▶ _WORK ORDER_
Records follow. Pull out every line that contains "label".
================
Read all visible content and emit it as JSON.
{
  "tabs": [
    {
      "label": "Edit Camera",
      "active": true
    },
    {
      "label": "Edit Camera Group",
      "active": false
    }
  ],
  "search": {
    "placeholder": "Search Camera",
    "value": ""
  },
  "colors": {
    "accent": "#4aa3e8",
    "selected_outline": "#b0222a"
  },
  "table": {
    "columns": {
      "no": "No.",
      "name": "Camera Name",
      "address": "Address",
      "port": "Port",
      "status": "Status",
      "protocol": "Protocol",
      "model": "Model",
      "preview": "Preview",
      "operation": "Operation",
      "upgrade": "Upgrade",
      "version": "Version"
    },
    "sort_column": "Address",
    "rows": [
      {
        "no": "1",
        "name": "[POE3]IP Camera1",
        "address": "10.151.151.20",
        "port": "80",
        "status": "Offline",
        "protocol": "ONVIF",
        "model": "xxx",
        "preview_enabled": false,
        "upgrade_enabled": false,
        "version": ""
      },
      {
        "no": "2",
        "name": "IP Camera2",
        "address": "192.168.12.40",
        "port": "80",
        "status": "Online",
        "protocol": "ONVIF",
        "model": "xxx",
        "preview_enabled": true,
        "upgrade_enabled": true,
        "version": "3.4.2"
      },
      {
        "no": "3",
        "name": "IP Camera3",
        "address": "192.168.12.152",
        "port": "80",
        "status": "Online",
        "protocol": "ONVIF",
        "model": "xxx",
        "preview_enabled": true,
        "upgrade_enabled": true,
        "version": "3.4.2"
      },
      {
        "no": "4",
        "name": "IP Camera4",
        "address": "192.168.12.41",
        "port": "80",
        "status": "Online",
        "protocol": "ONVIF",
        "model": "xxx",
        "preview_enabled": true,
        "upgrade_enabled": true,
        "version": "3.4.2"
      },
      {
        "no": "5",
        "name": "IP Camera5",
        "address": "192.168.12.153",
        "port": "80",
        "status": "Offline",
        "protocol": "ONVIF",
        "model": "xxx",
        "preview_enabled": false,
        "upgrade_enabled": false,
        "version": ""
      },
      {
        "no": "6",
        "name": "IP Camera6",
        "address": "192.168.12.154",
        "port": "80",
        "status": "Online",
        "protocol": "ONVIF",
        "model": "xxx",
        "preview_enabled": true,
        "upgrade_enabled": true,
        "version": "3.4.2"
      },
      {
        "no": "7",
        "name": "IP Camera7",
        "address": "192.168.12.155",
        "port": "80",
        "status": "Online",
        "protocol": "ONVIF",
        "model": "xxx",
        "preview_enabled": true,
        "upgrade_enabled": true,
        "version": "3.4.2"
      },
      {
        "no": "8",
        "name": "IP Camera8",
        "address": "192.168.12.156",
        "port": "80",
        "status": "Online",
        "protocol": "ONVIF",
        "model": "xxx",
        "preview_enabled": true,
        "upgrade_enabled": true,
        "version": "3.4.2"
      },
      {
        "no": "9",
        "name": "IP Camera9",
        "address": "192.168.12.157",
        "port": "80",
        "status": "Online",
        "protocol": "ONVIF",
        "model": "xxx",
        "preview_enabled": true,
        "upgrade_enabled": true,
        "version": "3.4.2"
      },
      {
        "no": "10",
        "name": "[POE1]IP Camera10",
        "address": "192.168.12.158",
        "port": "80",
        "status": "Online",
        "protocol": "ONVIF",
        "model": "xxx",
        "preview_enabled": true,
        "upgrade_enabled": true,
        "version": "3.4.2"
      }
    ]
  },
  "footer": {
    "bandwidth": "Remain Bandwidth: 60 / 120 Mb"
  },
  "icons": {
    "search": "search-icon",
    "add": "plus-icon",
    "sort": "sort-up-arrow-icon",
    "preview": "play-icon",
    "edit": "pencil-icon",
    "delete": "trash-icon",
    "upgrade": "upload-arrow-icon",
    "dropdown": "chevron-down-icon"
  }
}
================
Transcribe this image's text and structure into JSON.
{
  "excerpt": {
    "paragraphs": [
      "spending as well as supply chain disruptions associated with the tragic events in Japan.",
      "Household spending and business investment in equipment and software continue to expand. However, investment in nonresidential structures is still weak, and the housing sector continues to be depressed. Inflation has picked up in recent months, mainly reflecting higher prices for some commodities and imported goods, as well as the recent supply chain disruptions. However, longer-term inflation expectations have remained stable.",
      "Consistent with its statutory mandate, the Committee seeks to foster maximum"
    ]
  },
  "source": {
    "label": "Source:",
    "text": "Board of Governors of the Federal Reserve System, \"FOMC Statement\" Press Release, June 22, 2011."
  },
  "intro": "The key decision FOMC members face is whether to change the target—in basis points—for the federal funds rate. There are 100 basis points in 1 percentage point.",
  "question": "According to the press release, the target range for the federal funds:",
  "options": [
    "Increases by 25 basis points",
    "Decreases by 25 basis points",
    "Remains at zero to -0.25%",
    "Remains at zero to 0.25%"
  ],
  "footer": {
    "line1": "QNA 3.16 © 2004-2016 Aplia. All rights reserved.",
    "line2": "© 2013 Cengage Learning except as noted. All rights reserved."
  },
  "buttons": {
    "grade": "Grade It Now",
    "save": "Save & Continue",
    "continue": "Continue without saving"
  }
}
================
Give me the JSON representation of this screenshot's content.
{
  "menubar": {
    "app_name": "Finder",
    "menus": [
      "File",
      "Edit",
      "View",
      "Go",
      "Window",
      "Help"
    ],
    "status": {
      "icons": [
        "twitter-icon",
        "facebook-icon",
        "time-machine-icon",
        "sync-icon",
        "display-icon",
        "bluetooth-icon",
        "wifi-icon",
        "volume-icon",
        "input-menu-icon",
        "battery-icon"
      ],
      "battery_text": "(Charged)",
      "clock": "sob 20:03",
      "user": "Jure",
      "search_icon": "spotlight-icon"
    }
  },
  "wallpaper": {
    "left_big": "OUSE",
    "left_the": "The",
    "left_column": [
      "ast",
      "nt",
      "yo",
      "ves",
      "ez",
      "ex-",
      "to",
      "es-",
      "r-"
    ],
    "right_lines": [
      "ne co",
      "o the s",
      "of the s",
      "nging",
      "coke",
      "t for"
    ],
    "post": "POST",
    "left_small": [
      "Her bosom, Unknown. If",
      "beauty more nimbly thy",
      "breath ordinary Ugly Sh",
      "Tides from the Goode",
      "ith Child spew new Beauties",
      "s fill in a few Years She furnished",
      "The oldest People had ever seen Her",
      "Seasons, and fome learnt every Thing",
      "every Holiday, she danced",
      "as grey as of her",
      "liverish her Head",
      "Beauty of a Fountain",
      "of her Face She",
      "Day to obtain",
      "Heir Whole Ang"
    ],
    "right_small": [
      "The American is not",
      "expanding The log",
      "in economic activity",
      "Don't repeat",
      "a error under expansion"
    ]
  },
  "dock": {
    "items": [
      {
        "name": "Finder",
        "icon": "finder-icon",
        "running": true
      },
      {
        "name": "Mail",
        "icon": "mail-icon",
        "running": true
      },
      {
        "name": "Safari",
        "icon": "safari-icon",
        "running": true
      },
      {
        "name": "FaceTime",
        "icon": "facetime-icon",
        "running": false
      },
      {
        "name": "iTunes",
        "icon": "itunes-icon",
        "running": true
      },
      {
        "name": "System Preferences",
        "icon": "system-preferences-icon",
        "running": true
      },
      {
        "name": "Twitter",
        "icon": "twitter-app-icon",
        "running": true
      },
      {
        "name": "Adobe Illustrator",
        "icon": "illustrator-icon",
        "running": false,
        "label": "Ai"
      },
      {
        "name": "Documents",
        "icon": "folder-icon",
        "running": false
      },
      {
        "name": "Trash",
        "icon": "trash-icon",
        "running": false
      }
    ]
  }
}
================
▶ _TASK ANSWER_
      "label": "Edit Camera",
      "label": "Edit Camera Group",
    "label": "Source:",
        "label": "Ai"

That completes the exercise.